Set the containers in a sheltered spot outdoors, increasing the amount of time they spend outside each day, over the course of a week or two. I usually start with 2-3 hours the first day.
To see more on hardening off your plants, click HERE.
Preparing the Garden Beds
Strawflowers do well in most soils as long as it is well-draining.
Add mulch to the bed before planting to help retain soil moisture and even soil temperatures.
Transplanting Strawflower Seedlings into the Garden
Once the strawflower plants are acclimated to the extreme temperatures, transplant the seed starts to the garden once the threat of frost has passed.
Space your plants out every 12-inches to make sure your plants have enough room to grow with plenty of airflow.
Strawflowers thrive in full sun which helps to prevent weak stems. They can tolerate part shade but they won’t bloom as well.
Caring for Strawflowers
These flowers are drought-tolerant but don’t let them dry out in an extended period of drought.
Create a plan to make sure your strawflowers will be watered regularly in the garden. I set up soaker hoses in the raised beds as soon as they’ve been transplanted to their new home in the garden.
Prolonging Strawflower Blooms in the Garden
Strawflowers don’t need to be pruned regularly. However, deadheading the plant will keep the flowers blooming.
Support Plants Early
Once in the ground, strawflowers will grow quickly, so be sure to stake them early, while they are still young.
Cut strawflowers when 3-4 sets of bracts (petals) are open but before they are pollinated. If you give the stem a wiggle and it remains upright, it is ready to harvest.
Cut the stem leaving 4-5 side shoots below. Strip leaves on the stem before placing them in water.
Fresh flowers will last a week in the vase. Add flower preservatives to the water.
Harvesting Strawflowers for Drying
Harvest the strawflowers when only 2-3 bracts have unfurled and have no pollen visible, To dry, remove the foliage and hang upside down in a warm, dark place until firm.
The bracts will continue to open as they dry.
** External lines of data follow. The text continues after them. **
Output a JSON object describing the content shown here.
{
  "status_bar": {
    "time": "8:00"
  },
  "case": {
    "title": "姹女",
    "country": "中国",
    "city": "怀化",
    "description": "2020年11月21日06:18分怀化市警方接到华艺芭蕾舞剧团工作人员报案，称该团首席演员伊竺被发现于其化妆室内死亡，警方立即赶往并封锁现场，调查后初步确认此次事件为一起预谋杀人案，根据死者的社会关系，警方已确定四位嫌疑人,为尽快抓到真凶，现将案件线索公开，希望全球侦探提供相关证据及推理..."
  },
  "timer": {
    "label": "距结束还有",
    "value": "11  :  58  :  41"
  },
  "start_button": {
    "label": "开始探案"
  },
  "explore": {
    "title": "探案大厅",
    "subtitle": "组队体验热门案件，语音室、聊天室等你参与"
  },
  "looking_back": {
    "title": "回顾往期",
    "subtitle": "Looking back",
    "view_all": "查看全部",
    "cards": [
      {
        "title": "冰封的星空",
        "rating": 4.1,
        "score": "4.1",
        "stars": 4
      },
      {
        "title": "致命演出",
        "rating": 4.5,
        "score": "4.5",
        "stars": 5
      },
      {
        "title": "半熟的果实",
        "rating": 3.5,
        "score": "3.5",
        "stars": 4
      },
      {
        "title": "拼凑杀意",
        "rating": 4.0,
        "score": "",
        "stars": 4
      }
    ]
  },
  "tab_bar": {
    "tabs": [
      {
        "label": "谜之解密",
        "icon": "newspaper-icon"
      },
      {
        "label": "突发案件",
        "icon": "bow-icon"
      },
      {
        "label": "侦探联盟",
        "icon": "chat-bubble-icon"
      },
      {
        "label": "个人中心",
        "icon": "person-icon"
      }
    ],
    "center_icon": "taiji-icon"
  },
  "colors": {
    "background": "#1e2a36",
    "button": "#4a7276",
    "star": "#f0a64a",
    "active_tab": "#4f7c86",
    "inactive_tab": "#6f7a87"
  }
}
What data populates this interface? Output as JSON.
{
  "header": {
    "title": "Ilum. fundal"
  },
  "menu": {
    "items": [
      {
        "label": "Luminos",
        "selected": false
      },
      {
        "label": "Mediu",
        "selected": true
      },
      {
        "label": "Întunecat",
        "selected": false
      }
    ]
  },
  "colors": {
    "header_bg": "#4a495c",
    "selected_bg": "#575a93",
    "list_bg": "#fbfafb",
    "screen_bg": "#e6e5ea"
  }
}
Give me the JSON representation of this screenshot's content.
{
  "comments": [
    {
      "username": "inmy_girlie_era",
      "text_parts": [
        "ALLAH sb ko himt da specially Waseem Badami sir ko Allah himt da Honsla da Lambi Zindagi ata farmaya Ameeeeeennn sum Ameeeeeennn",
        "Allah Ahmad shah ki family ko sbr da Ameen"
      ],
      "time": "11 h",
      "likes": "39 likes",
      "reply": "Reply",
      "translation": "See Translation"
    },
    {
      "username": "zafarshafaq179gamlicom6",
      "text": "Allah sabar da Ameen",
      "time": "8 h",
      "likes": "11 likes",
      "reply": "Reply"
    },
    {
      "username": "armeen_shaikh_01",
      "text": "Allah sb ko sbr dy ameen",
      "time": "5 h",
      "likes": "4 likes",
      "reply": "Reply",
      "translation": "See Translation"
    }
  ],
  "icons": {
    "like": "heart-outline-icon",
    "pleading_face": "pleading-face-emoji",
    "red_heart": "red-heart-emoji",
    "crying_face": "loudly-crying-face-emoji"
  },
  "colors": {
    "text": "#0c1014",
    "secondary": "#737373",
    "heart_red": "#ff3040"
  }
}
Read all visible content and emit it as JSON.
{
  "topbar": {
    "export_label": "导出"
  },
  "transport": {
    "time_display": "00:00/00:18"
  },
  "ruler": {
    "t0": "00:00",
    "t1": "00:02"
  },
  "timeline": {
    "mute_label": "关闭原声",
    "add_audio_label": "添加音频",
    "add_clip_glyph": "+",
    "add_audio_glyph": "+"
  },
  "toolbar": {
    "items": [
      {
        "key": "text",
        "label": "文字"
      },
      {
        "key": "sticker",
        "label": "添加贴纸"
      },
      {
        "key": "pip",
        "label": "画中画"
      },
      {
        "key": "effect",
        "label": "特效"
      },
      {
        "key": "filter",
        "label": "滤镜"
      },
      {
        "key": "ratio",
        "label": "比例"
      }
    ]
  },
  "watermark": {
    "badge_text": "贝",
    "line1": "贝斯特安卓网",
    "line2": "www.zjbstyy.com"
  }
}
You can also use a fan to make the drying process faster.
Saving Seeds From Strawflowers to Sow Next Year
To save seeds for next year’s cutting garden, leave the largest and best-looking blooms on the plant at the end of the season.
The center of the bloom elongates and forms dandelion-like parachutes for each seed as it dries. When lifting the parachutes up, the small dark seeds should be at the base of the flower.
Do you grow strawflowers or plan to add them to your garden this coming season? If so, what are your favorite varieties?
I hope these tips on growing strawflowers from seed indoors have helped. I’d love to hear from you in the comments below.
Until next time,